Only lines containing "paste" belong in the answer, each copied from the entries below.

Component data from apps and pages:
%%

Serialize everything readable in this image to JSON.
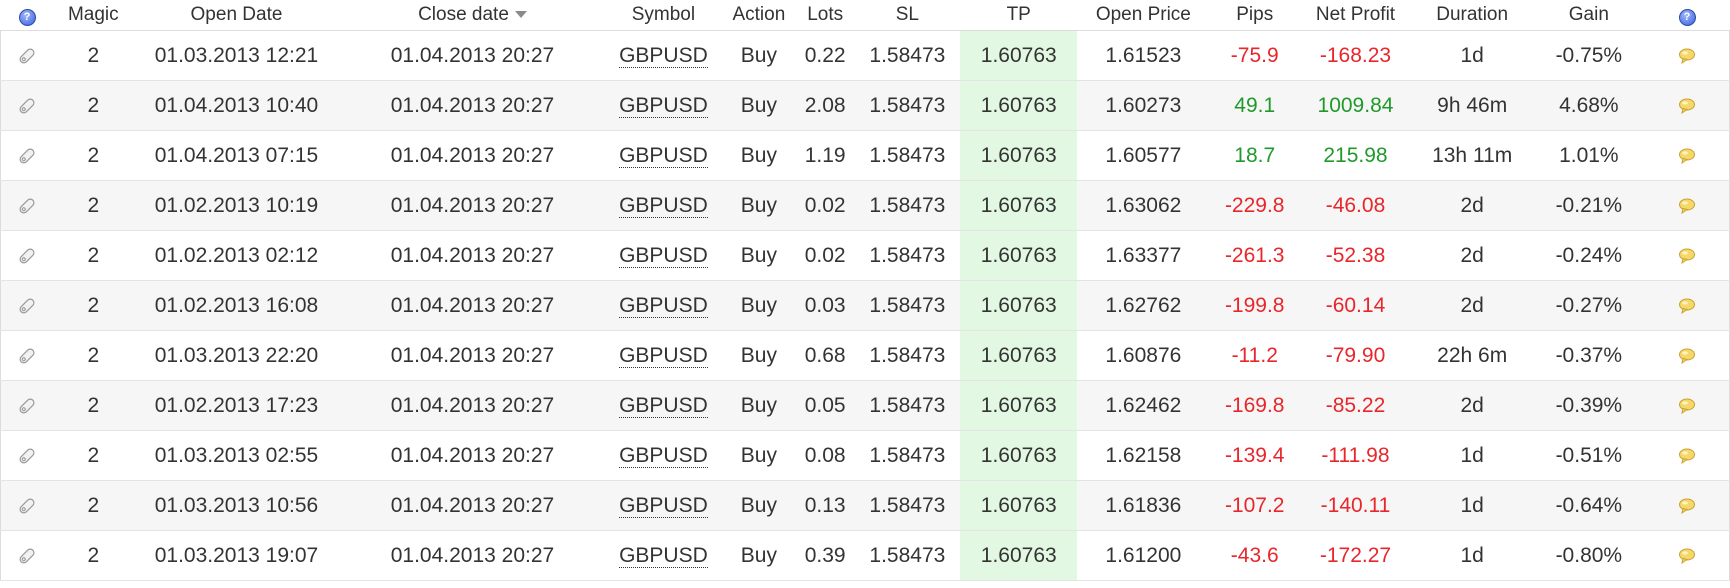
{
  "columns": {
    "magic": "Magic",
    "open_date": "Open Date",
    "close_date": "Close date",
    "symbol": "Symbol",
    "action": "Action",
    "lots": "Lots",
    "sl": "SL",
    "tp": "TP",
    "open_price": "Open Price",
    "pips": "Pips",
    "net_profit": "Net Profit",
    "duration": "Duration",
    "gain": "Gain",
    "help_icon_glyph": "?"
  },
  "sort": {
    "column": "close_date",
    "direction": "descending"
  },
  "colors": {
    "negative": "#e8262b",
    "positive": "#1f9a2a",
    "tp_highlight": "#e3f8e3",
    "help_icon": "#3a5fd6"
  },
  "icons": {
    "row_lead": "tag-icon",
    "row_trail": "comment-icon",
    "header_help": "help-icon"
  },
  "rows": [
    {
      "magic": "2",
      "open_date": "01.03.2013 12:21",
      "close_date": "01.04.2013 20:27",
      "symbol": "GBPUSD",
      "action": "Buy",
      "lots": "0.22",
      "sl": "1.58473",
      "tp": "1.60763",
      "open_price": "1.61523",
      "pips": "-75.9",
      "net_profit": "-168.23",
      "duration": "1d",
      "gain": "-0.75%"
    },
    {
      "magic": "2",
      "open_date": "01.04.2013 10:40",
      "close_date": "01.04.2013 20:27",
      "symbol": "GBPUSD",
      "action": "Buy",
      "lots": "2.08",
      "sl": "1.58473",
      "tp": "1.60763",
      "open_price": "1.60273",
      "pips": "49.1",
      "net_profit": "1009.84",
      "duration": "9h 46m",
      "gain": "4.68%"
    },
    {
      "magic": "2",
      "open_date": "01.04.2013 07:15",
      "close_date": "01.04.2013 20:27",
      "symbol": "GBPUSD",
      "action": "Buy",
      "lots": "1.19",
      "sl": "1.58473",
      "tp": "1.60763",
      "open_price": "1.60577",
      "pips": "18.7",
      "net_profit": "215.98",
      "duration": "13h 11m",
      "gain": "1.01%"
    },
    {
      "magic": "2",
      "open_date": "01.02.2013 10:19",
      "close_date": "01.04.2013 20:27",
      "symbol": "GBPUSD",
      "action": "Buy",
      "lots": "0.02",
      "sl": "1.58473",
      "tp": "1.60763",
      "open_price": "1.63062",
      "pips": "-229.8",
      "net_profit": "-46.08",
      "duration": "2d",
      "gain": "-0.21%"
    },
    {
      "magic": "2",
      "open_date": "01.02.2013 02:12",
      "close_date": "01.04.2013 20:27",
      "symbol": "GBPUSD",
      "action": "Buy",
      "lots": "0.02",
      "sl": "1.58473",
      "tp": "1.60763",
      "open_price": "1.63377",
      "pips": "-261.3",
      "net_profit": "-52.38",
      "duration": "2d",
      "gain": "-0.24%"
    },
    {
      "magic": "2",
      "open_date": "01.02.2013 16:08",
      "close_date": "01.04.2013 20:27",
      "symbol": "GBPUSD",
      "action": "Buy",
      "lots": "0.03",
      "sl": "1.58473",
      "tp": "1.60763",
      "open_price": "1.62762",
      "pips": "-199.8",
      "net_profit": "-60.14",
      "duration": "2d",
      "gain": "-0.27%"
    },
    {
      "magic": "2",
      "open_date": "01.03.2013 22:20",
      "close_date": "01.04.2013 20:27",
      "symbol": "GBPUSD",
      "action": "Buy",
      "lots": "0.68",
      "sl": "1.58473",
      "tp": "1.60763",
      "open_price": "1.60876",
      "pips": "-11.2",
      "net_profit": "-79.90",
      "duration": "22h 6m",
      "gain": "-0.37%"
    },
    {
      "magic": "2",
      "open_date": "01.02.2013 17:23",
      "close_date": "01.04.2013 20:27",
      "symbol": "GBPUSD",
      "action": "Buy",
      "lots": "0.05",
      "sl": "1.58473",
      "tp": "1.60763",
      "open_price": "1.62462",
      "pips": "-169.8",
      "net_profit": "-85.22",
      "duration": "2d",
      "gain": "-0.39%"
    },
    {
      "magic": "2",
      "open_date": "01.03.2013 02:55",
      "close_date": "01.04.2013 20:27",
      "symbol": "GBPUSD",
      "action": "Buy",
      "lots": "0.08",
      "sl": "1.58473",
      "tp": "1.60763",
      "open_price": "1.62158",
      "pips": "-139.4",
      "net_profit": "-111.98",
      "duration": "1d",
      "gain": "-0.51%"
    },
    {
      "magic": "2",
      "open_date": "01.03.2013 10:56",
      "close_date": "01.04.2013 20:27",
      "symbol": "GBPUSD",
      "action": "Buy",
      "lots": "0.13",
      "sl": "1.58473",
      "tp": "1.60763",
      "open_price": "1.61836",
      "pips": "-107.2",
      "net_profit": "-140.11",
      "duration": "1d",
      "gain": "-0.64%"
    },
    {
      "magic": "2",
      "open_date": "01.03.2013 19:07",
      "close_date": "01.04.2013 20:27",
      "symbol": "GBPUSD",
      "action": "Buy",
      "lots": "0.39",
      "sl": "1.58473",
      "tp": "1.60763",
      "open_price": "1.61200",
      "pips": "-43.6",
      "net_profit": "-172.27",
      "duration": "1d",
      "gain": "-0.80%"
    }
  ]
}
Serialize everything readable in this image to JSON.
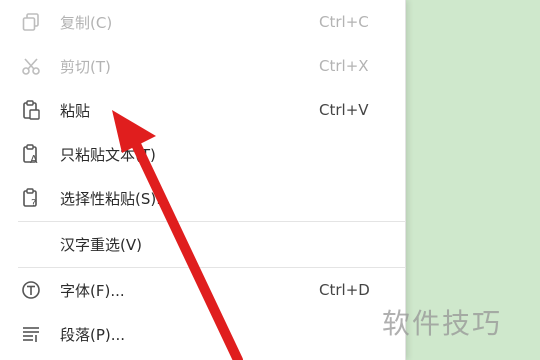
{
  "menu": {
    "items": [
      {
        "icon": "copy-icon",
        "label": "复制(C)",
        "shortcut": "Ctrl+C",
        "disabled": true
      },
      {
        "icon": "scissors-icon",
        "label": "剪切(T)",
        "shortcut": "Ctrl+X",
        "disabled": true
      },
      {
        "icon": "paste-icon",
        "label": "粘贴",
        "shortcut": "Ctrl+V",
        "disabled": false
      },
      {
        "icon": "paste-text-only-icon",
        "label": "只粘贴文本(T)",
        "shortcut": "",
        "disabled": false
      },
      {
        "icon": "paste-special-icon",
        "label": "选择性粘贴(S)...",
        "shortcut": "",
        "disabled": false
      },
      {
        "icon": "",
        "label": "汉字重选(V)",
        "shortcut": "",
        "disabled": false
      },
      {
        "icon": "font-icon",
        "label": "字体(F)...",
        "shortcut": "Ctrl+D",
        "disabled": false
      },
      {
        "icon": "paragraph-icon",
        "label": "段落(P)...",
        "shortcut": "",
        "disabled": false
      }
    ]
  },
  "watermark": "软件技巧",
  "colors": {
    "background": "#cfe8cc",
    "disabled_text": "#b3b3b3",
    "arrow": "#e01e1e"
  }
}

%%

Response to this task:
        "icon": "paste-icon",
        "icon": "paste-text-only-icon",
        "icon": "paste-special-icon",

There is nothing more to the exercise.